“InterDEW – Interdisciplinary Approaches to Energy and Water Demand” (with Wood, Abi-Ghanem, Sharmina et al funded by UMRI)
“DROP Project: Benefit of Governance In Drought Adaptation” (funded by Interreg IVB, follow link for open access book on the project).
Impact and Knowledge Exchange: I work collaboratively on a range of research and consultancy projects that attempt to transform my academic research into governmental and business impact. This has involved funded work with a range of stakeholders including UKWIR (UK Water Industry Research), Artesia Consulting, CCWater, Thames Water, and Unilever etc. These industry engagements have led to further academic funding namely through two ESRC CASE PhD studentships: “Reframing water efficiency: towards interventions that reconfigure the shared and collective aspects of everyday water use” (Claire Hoolohan funded by Thames Water co-supervised with Alice Bows), and “Practices on the Move: Investigating trajectories of water and energy consumption in China” (Harriet Larrington-Spencer funded by Unilever co-supervised with Saska Petrova).
Critiquing Research Process and Methodology: I am committed to developing a critical reflexive academic practice within geography and interdisciplinary settings by reflecting upon research process and methodological innovation, and policy/public engagement. Recently I have explored the need to more seriously consider humour and laughter when developing research on everyday geographies (Browne, 2016), and the role of methods in intervening with policy and business stakeholders to reconfigure water and energy consumption (Browne et al., 2015). In previous research in Australia I have also explored policy and research processes which extend traditional notions of engagement in NRM/climate change (Browne & Bishop, 2011), mining and social licences (Browne et al., 2013), public participation and engagement with Indigenous Australian communities (Bishop et al., 2009).
Beth Brockett (2016). An interdisciplinary approach to mapping soil carbon. University of Lancaster. (Primary social science supervisor).
Claire Hoolohan (2017) Reframing water efficiency: Designing approaches that reconfigure the shared and collective aspects of everyday water use. University of Manchester, Tyndall Centre for Climate Change. (Primary social science supervisor, ESRC CASE studentship with Thames Water)
Joe Blakey (ongoing). Post-democratic carbon accounting: Creating the climate for disagreement.

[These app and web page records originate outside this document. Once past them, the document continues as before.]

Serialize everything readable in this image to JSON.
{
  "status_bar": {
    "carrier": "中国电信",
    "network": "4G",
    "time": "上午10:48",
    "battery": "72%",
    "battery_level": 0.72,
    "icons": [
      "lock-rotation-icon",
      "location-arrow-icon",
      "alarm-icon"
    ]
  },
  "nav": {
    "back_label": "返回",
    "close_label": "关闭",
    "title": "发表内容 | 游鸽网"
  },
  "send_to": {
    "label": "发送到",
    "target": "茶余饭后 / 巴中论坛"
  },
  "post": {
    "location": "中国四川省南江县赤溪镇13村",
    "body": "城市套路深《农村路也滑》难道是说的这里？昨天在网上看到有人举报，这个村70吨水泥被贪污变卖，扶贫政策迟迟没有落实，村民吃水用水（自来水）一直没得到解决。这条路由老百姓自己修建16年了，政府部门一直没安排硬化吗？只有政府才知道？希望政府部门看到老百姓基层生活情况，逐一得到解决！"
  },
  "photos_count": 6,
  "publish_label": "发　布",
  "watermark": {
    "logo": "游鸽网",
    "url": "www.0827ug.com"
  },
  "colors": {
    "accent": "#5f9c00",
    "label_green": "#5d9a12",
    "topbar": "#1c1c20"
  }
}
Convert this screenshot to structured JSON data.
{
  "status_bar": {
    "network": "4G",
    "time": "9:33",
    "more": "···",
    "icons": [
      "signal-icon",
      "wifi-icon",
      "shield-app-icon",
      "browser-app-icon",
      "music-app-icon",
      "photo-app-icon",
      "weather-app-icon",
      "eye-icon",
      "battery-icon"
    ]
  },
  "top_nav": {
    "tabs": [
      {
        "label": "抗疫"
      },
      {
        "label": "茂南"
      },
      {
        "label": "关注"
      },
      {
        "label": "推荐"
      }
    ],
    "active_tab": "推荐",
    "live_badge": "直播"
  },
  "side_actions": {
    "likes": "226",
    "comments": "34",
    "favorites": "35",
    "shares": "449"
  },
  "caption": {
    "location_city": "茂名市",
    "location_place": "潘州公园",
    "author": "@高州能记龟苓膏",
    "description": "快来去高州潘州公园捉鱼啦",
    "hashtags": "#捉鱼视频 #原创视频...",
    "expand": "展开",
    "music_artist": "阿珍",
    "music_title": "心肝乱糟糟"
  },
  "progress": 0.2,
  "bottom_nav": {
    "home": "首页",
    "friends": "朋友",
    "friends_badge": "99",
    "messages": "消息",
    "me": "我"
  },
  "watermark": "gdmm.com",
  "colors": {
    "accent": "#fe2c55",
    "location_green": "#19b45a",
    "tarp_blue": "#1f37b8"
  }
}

University of Manchester, Geography. (Main supervisor, SCI Studentship)
Harriet Larrington Spencer (ongoing). Practices on the move: Trajectories of water and energy consumption in China. University of Manchester. (Main supervisor, ESRC CASE studentship with Unilever)
Cecilia Alda Vidal (ongoing). Uneven trajectories of urban sanitation infrastructures development and everyday practices of sanitation and hygiene in Lilongwe, Malawi. (Main supervisor, SCI studentship)
Qi Liu (ongoing). Staying Green in Travel: The dynamics of lodging consumption in China. (Main supervisor).
Chujia Cai (ongoing, visiting PhD student from University of Shanghai)